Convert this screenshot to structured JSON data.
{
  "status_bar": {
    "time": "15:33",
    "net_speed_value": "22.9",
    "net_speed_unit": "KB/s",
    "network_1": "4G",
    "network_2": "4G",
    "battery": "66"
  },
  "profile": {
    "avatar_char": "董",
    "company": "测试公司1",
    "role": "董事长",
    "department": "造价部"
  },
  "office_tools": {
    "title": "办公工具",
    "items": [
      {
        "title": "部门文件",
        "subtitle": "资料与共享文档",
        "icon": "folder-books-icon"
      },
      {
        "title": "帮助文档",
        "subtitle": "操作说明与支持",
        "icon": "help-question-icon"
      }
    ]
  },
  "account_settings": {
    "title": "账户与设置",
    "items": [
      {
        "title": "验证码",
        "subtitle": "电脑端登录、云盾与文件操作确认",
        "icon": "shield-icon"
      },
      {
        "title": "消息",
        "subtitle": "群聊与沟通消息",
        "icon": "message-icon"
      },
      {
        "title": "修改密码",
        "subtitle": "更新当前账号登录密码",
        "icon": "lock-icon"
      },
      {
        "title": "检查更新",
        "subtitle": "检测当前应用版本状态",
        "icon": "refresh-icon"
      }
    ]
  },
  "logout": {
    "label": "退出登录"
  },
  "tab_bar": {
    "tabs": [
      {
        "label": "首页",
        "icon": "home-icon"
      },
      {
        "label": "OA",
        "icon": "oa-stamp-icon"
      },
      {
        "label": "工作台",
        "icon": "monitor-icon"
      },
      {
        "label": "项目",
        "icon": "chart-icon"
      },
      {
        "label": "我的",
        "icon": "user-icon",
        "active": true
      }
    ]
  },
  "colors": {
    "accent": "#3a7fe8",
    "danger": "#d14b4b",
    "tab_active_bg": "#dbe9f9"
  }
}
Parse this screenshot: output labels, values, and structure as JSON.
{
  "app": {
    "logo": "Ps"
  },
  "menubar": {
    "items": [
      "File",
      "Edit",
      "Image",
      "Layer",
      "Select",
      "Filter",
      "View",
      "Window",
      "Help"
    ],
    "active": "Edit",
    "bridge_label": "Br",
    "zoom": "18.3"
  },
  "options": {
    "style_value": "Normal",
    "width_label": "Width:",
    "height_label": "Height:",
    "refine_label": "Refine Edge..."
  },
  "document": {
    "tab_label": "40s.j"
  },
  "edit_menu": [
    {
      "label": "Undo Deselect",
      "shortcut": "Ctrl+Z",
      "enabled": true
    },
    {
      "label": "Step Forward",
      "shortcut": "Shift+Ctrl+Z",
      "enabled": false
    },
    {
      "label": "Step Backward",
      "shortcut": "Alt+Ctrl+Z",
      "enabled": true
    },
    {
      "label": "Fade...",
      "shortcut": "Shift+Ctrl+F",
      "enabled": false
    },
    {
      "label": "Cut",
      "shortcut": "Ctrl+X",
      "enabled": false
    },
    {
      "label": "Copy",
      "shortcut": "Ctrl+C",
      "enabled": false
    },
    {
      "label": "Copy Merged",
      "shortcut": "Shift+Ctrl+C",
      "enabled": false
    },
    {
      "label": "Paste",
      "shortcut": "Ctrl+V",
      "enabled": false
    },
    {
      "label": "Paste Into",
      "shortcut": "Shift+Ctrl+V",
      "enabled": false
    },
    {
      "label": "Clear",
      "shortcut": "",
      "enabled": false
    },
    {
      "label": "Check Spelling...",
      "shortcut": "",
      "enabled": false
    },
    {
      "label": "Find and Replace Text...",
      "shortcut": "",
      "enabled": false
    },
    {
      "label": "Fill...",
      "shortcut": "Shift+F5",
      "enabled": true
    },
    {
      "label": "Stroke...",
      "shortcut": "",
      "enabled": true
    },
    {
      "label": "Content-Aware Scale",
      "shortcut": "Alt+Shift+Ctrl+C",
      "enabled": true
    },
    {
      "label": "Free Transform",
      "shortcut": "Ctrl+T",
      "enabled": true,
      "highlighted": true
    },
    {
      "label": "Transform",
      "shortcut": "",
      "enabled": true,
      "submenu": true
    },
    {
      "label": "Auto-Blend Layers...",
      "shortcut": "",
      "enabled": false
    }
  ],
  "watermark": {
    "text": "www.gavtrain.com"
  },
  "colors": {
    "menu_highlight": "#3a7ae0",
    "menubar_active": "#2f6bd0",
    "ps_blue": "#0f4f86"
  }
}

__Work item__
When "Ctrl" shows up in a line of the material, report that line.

__Written answer__
      "shortcut": "Ctrl+Z",
      "shortcut": "Shift+Ctrl+Z",
      "shortcut": "Alt+Ctrl+Z",
      "shortcut": "Shift+Ctrl+F",
      "shortcut": "Ctrl+X",
      "shortcut": "Ctrl+C",
      "shortcut": "Shift+Ctrl+C",
      "shortcut": "Ctrl+V",
      "shortcut": "Shift+Ctrl+V",
      "shortcut": "Alt+Shift+Ctrl+C",
      "shortcut": "Ctrl+T",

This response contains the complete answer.